Frustrated at the lack of progress, Ministers have brought the locus of control further to the center. Through legislation, instructions, guidance and incentives they now dictate many aspects of public sector organization design with disastrous consequences. To take just one example: the drive to improve access to services has meant Government money for call centers. With the establishment of a call center, part of what was a poor service is moved to a separate location and provided with electronic means to contact those with whom it had once been connected. . When you study the telephone calls going in to these call centers, you find the vast majority are what I call ‘failure demand’ – calls caused by a failure to do something or do something right for a customer. To pick up a call is not the same as solving a problem or provide a service. The costs of providing the service rise as another function is now involved and the communications between what are now called ‘front’ and ‘back’ offices exacerbate service delivery. The net result is worse service and higher cost. Yet these organizations achieve compliance with Government’s dictates.
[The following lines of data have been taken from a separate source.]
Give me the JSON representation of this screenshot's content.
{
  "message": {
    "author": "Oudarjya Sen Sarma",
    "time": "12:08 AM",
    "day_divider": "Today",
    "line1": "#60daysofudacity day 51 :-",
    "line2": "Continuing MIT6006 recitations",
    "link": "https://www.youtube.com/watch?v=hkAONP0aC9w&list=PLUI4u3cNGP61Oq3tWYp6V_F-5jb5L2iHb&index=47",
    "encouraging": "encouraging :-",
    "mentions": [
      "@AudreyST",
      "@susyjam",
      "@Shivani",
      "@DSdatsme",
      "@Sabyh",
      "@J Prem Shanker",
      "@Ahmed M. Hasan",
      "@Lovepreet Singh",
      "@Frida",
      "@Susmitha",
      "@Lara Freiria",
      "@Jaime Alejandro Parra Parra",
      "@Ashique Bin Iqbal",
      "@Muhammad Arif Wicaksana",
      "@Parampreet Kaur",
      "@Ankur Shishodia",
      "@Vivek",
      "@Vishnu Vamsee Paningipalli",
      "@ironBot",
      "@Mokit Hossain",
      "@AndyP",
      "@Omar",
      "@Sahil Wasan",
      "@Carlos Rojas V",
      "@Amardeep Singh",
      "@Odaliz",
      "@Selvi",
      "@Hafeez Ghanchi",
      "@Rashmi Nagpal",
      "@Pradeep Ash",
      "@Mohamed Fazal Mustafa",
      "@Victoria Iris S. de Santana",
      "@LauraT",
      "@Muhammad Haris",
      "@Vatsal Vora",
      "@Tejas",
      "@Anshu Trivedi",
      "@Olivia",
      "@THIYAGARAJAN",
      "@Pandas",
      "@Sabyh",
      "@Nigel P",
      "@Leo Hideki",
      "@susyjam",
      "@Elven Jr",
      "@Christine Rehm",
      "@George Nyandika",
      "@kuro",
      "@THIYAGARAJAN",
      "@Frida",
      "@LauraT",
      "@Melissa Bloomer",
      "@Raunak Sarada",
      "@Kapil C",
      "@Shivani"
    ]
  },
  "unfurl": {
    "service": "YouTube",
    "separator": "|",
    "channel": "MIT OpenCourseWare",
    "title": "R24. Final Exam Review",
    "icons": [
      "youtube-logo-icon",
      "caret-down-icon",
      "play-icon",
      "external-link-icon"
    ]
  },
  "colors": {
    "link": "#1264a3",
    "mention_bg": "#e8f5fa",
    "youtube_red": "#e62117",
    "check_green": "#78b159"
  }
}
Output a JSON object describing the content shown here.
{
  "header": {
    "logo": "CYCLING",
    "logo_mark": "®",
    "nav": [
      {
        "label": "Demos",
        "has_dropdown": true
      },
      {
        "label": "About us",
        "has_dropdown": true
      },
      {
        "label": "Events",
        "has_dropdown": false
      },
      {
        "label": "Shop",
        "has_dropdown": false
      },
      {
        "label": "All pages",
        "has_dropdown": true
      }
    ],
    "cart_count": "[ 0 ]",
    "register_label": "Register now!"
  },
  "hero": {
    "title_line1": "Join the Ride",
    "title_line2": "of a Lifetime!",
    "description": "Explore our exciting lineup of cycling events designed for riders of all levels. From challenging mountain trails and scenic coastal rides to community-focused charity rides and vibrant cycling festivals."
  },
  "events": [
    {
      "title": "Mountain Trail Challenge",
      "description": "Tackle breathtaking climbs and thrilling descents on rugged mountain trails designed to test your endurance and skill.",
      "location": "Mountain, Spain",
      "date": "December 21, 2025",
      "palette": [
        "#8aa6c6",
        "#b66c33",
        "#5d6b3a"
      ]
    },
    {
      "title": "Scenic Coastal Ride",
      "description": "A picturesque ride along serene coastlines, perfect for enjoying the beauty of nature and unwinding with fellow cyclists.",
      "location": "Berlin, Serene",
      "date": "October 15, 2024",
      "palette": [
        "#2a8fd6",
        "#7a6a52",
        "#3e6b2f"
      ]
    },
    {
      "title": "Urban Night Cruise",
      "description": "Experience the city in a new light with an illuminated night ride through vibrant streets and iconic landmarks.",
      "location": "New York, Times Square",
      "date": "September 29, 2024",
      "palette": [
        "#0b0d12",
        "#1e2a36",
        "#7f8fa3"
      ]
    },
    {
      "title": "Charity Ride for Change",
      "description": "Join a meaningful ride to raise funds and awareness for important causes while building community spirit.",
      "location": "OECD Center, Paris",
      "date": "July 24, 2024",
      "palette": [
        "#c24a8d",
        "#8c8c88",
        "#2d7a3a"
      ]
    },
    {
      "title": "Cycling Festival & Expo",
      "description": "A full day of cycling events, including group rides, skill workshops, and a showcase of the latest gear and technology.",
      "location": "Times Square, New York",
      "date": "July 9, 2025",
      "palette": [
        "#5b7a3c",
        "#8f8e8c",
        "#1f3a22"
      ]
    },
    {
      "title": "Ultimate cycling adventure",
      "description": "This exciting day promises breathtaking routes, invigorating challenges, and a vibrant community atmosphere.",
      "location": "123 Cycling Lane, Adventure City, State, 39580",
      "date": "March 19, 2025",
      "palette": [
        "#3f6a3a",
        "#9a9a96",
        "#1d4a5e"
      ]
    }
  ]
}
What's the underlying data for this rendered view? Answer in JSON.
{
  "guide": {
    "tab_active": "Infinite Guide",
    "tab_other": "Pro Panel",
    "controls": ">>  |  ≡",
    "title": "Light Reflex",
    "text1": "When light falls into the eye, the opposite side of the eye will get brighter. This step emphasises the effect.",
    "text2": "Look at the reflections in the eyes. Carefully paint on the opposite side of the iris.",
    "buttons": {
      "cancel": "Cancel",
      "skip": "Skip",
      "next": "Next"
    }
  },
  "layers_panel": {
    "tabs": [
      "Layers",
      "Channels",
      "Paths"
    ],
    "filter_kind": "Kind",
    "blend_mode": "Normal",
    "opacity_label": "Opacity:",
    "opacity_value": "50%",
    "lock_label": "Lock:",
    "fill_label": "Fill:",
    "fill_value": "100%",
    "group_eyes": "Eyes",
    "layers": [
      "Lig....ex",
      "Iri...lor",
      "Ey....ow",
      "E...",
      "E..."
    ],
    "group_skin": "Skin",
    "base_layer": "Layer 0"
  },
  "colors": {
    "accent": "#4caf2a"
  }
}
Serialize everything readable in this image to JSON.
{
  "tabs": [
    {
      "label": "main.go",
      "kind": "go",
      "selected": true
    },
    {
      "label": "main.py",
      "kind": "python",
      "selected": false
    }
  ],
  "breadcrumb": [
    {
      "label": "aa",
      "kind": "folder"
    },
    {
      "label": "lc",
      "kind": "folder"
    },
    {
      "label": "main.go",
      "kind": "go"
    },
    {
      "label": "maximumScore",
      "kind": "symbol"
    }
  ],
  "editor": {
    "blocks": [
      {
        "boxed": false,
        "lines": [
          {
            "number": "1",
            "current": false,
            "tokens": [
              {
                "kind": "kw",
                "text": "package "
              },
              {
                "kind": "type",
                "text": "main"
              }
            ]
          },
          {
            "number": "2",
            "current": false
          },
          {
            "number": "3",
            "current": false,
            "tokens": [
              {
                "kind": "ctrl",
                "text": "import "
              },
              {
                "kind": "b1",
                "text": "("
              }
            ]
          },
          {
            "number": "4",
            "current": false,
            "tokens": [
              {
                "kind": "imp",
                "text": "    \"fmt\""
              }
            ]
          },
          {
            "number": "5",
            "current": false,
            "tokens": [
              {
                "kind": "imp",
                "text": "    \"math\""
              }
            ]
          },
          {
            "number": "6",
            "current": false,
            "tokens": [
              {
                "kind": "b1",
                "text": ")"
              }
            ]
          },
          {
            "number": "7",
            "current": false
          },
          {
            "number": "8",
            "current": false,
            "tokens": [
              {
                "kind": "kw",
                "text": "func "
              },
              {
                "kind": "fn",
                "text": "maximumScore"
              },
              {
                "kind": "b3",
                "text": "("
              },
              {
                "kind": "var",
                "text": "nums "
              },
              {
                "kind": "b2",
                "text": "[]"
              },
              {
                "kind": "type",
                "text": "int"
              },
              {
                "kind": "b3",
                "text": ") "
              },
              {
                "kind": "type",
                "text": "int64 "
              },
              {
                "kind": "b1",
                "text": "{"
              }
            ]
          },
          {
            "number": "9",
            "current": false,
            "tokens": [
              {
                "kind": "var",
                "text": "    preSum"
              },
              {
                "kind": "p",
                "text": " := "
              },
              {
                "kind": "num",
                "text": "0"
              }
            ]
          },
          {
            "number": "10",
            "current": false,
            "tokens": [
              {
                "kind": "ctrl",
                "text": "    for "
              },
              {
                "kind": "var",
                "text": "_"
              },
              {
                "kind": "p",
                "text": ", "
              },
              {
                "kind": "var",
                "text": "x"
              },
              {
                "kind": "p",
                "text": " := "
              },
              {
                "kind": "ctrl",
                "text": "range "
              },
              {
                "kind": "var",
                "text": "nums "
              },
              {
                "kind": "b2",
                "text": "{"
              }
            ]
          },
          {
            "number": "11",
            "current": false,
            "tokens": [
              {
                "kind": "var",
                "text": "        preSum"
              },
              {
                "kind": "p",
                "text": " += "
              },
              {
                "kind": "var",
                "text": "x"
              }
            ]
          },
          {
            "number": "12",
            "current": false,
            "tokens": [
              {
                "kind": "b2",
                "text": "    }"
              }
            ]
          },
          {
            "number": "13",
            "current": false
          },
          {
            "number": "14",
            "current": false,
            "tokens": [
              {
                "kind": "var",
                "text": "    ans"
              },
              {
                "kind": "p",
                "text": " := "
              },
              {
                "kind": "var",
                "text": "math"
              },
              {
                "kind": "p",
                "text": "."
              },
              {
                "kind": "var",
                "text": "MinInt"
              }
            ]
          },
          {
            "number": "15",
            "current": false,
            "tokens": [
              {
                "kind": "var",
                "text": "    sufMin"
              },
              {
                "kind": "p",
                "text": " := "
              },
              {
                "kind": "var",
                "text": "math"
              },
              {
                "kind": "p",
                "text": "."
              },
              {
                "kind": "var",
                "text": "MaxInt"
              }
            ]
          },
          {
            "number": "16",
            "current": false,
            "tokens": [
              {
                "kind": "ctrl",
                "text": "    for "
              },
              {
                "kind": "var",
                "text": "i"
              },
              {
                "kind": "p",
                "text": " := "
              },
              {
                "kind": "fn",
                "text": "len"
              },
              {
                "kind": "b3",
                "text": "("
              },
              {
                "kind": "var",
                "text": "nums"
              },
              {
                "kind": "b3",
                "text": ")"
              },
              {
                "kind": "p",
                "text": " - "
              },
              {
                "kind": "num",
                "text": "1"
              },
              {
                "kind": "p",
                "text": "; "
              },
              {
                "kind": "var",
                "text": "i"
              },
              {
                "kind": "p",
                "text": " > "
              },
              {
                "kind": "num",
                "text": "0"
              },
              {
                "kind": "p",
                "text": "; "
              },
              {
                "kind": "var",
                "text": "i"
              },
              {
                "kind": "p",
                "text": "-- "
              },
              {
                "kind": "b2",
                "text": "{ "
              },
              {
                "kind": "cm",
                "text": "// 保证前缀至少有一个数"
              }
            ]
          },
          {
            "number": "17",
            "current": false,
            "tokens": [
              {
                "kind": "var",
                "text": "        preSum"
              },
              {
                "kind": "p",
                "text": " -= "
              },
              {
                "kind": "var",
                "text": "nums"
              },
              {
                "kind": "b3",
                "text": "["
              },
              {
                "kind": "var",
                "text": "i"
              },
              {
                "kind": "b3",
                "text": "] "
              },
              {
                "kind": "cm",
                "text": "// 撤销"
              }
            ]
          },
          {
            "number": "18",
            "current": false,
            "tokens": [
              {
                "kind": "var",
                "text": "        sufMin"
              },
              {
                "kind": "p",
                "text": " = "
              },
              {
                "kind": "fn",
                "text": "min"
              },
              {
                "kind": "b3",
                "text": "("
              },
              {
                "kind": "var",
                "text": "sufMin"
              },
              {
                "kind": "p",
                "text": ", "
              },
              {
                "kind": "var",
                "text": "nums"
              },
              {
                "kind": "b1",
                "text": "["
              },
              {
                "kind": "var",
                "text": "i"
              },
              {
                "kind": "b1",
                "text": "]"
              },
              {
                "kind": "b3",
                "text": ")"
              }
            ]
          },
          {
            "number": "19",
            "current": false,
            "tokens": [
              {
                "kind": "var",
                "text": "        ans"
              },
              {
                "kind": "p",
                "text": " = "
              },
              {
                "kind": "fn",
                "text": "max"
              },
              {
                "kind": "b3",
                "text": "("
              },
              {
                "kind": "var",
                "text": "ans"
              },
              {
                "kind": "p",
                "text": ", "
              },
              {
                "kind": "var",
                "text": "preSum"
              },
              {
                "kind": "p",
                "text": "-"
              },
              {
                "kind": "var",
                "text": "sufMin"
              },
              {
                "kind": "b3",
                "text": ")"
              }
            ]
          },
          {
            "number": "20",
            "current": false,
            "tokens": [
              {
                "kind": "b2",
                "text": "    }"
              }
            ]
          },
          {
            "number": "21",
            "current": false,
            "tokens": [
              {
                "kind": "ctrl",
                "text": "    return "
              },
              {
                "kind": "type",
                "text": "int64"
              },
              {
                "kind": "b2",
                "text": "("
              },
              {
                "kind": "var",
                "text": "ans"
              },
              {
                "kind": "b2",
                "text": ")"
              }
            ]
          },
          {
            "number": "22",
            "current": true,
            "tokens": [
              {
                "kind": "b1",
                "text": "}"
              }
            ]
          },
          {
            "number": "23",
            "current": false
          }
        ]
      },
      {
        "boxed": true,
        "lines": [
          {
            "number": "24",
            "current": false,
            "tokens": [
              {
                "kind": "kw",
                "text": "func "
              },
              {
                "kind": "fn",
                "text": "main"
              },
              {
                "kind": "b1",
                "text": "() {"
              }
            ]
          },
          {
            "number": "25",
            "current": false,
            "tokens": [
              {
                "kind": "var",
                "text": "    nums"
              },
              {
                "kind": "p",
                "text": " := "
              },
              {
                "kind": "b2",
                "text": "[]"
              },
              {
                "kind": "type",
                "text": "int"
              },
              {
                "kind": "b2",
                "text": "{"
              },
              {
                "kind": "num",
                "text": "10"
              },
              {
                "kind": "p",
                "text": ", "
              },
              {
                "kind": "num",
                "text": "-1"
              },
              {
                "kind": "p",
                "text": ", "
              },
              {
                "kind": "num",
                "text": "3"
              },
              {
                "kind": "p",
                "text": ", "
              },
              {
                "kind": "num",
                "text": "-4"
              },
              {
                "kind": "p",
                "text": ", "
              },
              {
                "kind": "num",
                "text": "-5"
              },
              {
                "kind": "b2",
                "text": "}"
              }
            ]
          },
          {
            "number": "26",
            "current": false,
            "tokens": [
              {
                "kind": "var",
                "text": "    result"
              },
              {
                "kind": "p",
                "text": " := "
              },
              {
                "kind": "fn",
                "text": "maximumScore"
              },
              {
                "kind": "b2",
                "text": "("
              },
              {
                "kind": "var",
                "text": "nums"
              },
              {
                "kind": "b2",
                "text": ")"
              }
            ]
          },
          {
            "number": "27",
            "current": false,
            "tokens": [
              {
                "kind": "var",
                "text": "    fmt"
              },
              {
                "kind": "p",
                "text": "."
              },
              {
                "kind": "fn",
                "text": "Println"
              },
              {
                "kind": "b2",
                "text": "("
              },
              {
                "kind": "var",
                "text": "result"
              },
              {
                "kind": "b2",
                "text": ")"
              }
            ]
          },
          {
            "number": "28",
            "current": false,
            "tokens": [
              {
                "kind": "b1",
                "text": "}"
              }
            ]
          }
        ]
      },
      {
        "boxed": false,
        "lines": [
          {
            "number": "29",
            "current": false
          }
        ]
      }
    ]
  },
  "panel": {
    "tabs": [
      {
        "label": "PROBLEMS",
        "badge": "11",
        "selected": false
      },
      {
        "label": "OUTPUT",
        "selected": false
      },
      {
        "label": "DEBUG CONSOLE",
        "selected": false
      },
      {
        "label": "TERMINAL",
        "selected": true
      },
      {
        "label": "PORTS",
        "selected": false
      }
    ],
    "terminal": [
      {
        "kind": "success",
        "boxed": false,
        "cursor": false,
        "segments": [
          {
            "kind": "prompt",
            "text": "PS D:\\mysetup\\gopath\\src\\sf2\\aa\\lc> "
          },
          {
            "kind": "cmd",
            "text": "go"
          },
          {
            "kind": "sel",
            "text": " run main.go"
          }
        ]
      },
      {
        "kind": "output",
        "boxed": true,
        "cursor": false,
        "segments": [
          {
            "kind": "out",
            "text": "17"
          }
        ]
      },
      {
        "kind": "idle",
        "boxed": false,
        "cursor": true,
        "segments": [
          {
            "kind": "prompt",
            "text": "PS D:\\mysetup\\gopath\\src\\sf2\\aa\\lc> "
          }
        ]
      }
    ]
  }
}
Government, obsessed with the command and control philosophy, has dictated the design of many of our services, placed value on using information technology and obliged many organizations to out-source or in other ways pass their work to others. While the evidence mounts that it is not working. Minister repeat and intensify their efforts, they try to do the wrong thing righter. It would be better if they asked what is the right thing to do
Improvement comes from within
It could have been and still could be so different. If Government understood the profundity of what had happened in Japanese manufacturing, they might appreciate the value of a radically different set of ideas. Taichi Ohno – creator of the Toyota Production System taught it is best when assessing an organization to look ‘in’, to study the work. It is of little value to assess oneself against others or against a model, or against a target, for the means for improvement lie within. It is a question of knowing how to look. The right measures can help people ‘see’. When measures are derived from flow rather than an arbitrary source, they help those who do the work —managers and workers alike – question the way the work works. Working on flow provides means to remove waste. Taichi Ohno showed how designing work by flow rather than function helps those who do it to learn how to remove everything from the work except the value work – the thing you are providing to the customer. These are simple ideas to apply in our public services and they result in fast change, for little is ‘made’.
Rather than illuminating the means for improvement, targets have provided an impenetrable fog over the means for improvement. The fog is held down by a burdensome infrastructure that seeks to serve its own purpose and hence tightens its grip. In the name of modernization Government has created ever-poorer performing public sector organizations and created within them demoralized and disaffected people. Our public sector organizations live in a dark age. It is time Ministers got out of management.
John Seddon is with Vanguard Consulting